What to work on: Among the entries, how many lines carry the string "title"? Give the number and nothing else.

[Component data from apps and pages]
◆ ◆ ◆ ◆ ◆

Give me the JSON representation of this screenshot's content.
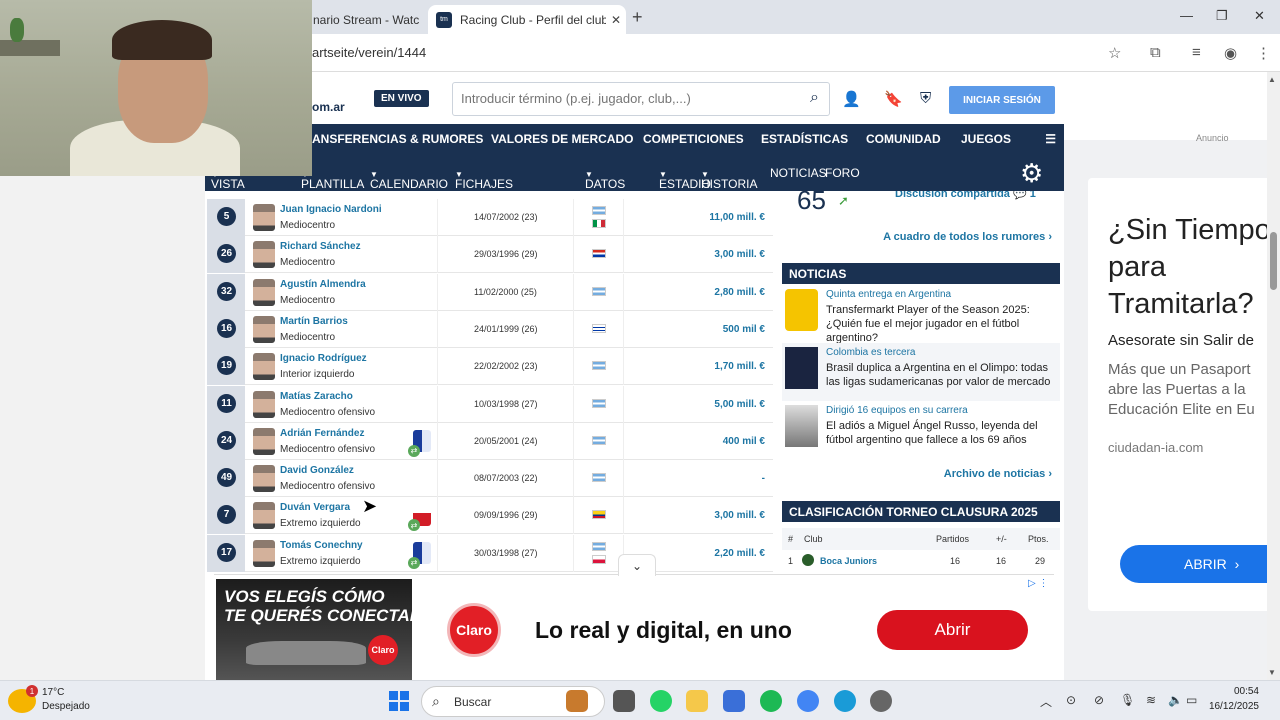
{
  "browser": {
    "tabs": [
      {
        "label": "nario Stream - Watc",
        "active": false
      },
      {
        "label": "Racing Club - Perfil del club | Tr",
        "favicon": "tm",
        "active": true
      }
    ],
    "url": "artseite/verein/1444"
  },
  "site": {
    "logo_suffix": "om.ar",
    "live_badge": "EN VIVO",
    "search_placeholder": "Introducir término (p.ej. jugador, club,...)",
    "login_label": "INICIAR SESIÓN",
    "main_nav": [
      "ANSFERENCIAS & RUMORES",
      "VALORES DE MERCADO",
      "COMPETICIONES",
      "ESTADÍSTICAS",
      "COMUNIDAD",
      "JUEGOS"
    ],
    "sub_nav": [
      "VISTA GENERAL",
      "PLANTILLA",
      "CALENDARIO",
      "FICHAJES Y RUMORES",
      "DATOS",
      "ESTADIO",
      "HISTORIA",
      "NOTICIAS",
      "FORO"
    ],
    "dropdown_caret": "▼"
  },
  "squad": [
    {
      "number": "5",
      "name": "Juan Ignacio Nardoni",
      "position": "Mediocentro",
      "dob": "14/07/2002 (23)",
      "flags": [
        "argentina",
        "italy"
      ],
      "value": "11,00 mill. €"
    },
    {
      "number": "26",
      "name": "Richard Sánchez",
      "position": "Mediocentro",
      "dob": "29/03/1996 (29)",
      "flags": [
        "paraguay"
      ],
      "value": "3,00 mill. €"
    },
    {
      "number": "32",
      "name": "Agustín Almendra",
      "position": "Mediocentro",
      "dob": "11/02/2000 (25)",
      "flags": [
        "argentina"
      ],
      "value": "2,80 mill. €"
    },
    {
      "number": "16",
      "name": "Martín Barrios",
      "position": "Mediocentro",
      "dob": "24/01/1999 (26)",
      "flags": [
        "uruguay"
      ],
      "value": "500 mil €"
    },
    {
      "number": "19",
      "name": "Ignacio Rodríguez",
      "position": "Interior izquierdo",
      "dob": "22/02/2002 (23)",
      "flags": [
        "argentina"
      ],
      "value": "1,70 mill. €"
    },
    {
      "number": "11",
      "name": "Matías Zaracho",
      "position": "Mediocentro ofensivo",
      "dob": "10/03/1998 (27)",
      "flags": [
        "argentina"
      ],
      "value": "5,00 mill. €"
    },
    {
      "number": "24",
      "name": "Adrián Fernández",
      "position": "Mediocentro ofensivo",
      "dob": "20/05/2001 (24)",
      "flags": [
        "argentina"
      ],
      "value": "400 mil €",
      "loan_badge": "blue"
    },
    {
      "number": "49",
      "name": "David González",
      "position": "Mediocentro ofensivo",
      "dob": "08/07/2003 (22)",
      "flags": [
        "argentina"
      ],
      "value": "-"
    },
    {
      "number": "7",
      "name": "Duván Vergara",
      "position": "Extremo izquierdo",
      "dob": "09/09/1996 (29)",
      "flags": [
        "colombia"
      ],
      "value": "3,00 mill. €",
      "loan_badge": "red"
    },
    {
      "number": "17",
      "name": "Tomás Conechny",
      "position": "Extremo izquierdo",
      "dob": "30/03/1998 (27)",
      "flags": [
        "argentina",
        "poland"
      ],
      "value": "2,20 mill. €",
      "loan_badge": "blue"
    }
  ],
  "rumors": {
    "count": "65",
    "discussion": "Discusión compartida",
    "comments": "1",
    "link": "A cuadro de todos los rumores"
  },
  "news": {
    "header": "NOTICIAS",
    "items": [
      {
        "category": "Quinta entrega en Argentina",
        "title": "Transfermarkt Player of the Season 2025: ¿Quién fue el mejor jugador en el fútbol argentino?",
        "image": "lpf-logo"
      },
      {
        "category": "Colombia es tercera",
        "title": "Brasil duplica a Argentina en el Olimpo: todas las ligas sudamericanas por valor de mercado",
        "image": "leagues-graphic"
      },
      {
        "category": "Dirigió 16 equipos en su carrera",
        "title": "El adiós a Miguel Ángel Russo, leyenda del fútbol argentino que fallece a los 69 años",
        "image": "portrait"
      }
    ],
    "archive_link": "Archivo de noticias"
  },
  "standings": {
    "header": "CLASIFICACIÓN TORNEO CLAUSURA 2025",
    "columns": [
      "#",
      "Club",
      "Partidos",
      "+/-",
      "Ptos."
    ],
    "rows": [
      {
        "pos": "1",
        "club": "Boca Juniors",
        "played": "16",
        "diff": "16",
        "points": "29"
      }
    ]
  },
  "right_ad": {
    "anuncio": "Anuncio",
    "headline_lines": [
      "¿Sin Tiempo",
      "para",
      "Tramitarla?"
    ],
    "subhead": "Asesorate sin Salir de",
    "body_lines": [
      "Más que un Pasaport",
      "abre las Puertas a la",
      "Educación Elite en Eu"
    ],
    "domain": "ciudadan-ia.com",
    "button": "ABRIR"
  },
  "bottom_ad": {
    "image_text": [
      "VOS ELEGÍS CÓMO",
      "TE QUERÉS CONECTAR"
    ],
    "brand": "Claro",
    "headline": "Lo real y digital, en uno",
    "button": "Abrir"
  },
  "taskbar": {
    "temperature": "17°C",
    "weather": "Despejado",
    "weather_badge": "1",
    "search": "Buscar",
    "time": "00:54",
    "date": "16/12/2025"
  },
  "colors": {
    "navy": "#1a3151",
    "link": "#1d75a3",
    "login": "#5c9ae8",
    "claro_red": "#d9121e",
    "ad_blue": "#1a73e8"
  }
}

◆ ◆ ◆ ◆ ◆

Solved exercise: 3